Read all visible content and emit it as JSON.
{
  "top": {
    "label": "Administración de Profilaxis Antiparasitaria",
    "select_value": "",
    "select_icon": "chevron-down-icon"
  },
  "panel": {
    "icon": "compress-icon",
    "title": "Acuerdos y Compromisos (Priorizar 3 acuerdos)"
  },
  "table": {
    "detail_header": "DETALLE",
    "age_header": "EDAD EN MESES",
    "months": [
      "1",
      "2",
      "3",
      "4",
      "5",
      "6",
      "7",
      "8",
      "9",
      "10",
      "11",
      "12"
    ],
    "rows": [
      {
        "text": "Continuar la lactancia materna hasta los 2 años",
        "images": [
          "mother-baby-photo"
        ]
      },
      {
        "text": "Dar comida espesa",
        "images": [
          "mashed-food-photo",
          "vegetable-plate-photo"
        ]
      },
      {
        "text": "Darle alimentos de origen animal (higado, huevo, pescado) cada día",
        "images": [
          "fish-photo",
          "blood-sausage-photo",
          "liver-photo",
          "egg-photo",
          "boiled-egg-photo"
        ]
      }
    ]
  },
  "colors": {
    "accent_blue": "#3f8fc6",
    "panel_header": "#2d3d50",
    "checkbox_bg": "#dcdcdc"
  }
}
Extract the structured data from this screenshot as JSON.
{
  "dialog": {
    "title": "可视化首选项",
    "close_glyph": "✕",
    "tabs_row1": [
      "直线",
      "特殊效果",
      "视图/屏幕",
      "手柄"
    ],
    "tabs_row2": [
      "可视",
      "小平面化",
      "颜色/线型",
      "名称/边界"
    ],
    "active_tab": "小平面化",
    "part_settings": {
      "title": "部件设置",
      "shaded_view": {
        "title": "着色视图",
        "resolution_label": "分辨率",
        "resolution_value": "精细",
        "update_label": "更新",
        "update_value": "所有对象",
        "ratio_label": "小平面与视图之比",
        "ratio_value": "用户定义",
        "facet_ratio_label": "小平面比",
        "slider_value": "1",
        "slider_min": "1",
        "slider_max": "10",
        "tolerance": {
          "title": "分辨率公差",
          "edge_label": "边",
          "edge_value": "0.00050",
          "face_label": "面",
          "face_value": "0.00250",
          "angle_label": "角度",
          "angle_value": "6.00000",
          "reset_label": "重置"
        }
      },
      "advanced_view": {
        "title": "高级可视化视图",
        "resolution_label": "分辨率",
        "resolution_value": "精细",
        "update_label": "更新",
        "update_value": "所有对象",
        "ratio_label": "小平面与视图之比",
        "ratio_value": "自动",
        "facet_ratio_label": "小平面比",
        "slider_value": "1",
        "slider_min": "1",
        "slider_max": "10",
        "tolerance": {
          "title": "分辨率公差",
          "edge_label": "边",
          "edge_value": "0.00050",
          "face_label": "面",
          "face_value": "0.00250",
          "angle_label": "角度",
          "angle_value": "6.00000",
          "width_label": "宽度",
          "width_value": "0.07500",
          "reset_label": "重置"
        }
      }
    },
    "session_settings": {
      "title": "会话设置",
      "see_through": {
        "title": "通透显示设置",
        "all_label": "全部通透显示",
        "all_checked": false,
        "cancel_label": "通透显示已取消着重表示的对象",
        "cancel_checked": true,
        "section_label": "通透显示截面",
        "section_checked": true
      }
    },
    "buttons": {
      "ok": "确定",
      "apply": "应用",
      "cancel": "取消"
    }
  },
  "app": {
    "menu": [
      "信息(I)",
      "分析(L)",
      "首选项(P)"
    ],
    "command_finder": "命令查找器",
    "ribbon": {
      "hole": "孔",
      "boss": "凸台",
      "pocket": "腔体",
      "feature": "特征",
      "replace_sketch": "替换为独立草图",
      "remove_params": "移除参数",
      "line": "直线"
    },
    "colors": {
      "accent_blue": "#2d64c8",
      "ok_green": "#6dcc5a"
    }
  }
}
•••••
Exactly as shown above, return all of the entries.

◆ FINISHED EXERCISE
Read all visible content and emit it as JSON.
{
  "top": {
    "label": "Administración de Profilaxis Antiparasitaria",
    "select_value": "",
    "select_icon": "chevron-down-icon"
  },
  "panel": {
    "icon": "compress-icon",
    "title": "Acuerdos y Compromisos (Priorizar 3 acuerdos)"
  },
  "table": {
    "detail_header": "DETALLE",
    "age_header": "EDAD EN MESES",
    "months": [
      "1",
      "2",
      "3",
      "4",
      "5",
      "6",
      "7",
      "8",
      "9",
      "10",
      "11",
      "12"
    ],
    "rows": [
      {
        "text": "Continuar la lactancia materna hasta los 2 años",
        "images": [
          "mother-baby-photo"
        ]
      },
      {
        "text": "Dar comida espesa",
        "images": [
          "mashed-food-photo",
          "vegetable-plate-photo"
        ]
      },
      {
        "text": "Darle alimentos de origen animal (higado, huevo, pescado) cada día",
        "images": [
          "fish-photo",
          "blood-sausage-photo",
          "liver-photo",
          "egg-photo",
          "boiled-egg-photo"
        ]
      }
    ]
  },
  "colors": {
    "accent_blue": "#3f8fc6",
    "panel_header": "#2d3d50",
    "checkbox_bg": "#dcdcdc"
  }
}
Extract the structured data from this screenshot as JSON.
{
  "dialog": {
    "title": "可视化首选项",
    "close_glyph": "✕",
    "tabs_row1": [
      "直线",
      "特殊效果",
      "视图/屏幕",
      "手柄"
    ],
    "tabs_row2": [
      "可视",
      "小平面化",
      "颜色/线型",
      "名称/边界"
    ],
    "active_tab": "小平面化",
    "part_settings": {
      "title": "部件设置",
      "shaded_view": {
        "title": "着色视图",
        "resolution_label": "分辨率",
        "resolution_value": "精细",
        "update_label": "更新",
        "update_value": "所有对象",
        "ratio_label": "小平面与视图之比",
        "ratio_value": "用户定义",
        "facet_ratio_label": "小平面比",
        "slider_value": "1",
        "slider_min": "1",
        "slider_max": "10",
        "tolerance": {
          "title": "分辨率公差",
          "edge_label": "边",
          "edge_value": "0.00050",
          "face_label": "面",
          "face_value": "0.00250",
          "angle_label": "角度",
          "angle_value": "6.00000",
          "reset_label": "重置"
        }
      },
      "advanced_view": {
        "title": "高级可视化视图",
        "resolution_label": "分辨率",
        "resolution_value": "精细",
        "update_label": "更新",
        "update_value": "所有对象",
        "ratio_label": "小平面与视图之比",
        "ratio_value": "自动",
        "facet_ratio_label": "小平面比",
        "slider_value": "1",
        "slider_min": "1",
        "slider_max": "10",
        "tolerance": {
          "title": "分辨率公差",
          "edge_label": "边",
          "edge_value": "0.00050",
          "face_label": "面",
          "face_value": "0.00250",
          "angle_label": "角度",
          "angle_value": "6.00000",
          "width_label": "宽度",
          "width_value": "0.07500",
          "reset_label": "重置"
        }
      }
    },
    "session_settings": {
      "title": "会话设置",
      "see_through": {
        "title": "通透显示设置",
        "all_label": "全部通透显示",
        "all_checked": false,
        "cancel_label": "通透显示已取消着重表示的对象",
        "cancel_checked": true,
        "section_label": "通透显示截面",
        "section_checked": true
      }
    },
    "buttons": {
      "ok": "确定",
      "apply": "应用",
      "cancel": "取消"
    }
  },
  "app": {
    "menu": [
      "信息(I)",
      "分析(L)",
      "首选项(P)"
    ],
    "command_finder": "命令查找器",
    "ribbon": {
      "hole": "孔",
      "boss": "凸台",
      "pocket": "腔体",
      "feature": "特征",
      "replace_sketch": "替换为独立草图",
      "remove_params": "移除参数",
      "line": "直线"
    },
    "colors": {
      "accent_blue": "#2d64c8",
      "ok_green": "#6dcc5a"
    }
  }
}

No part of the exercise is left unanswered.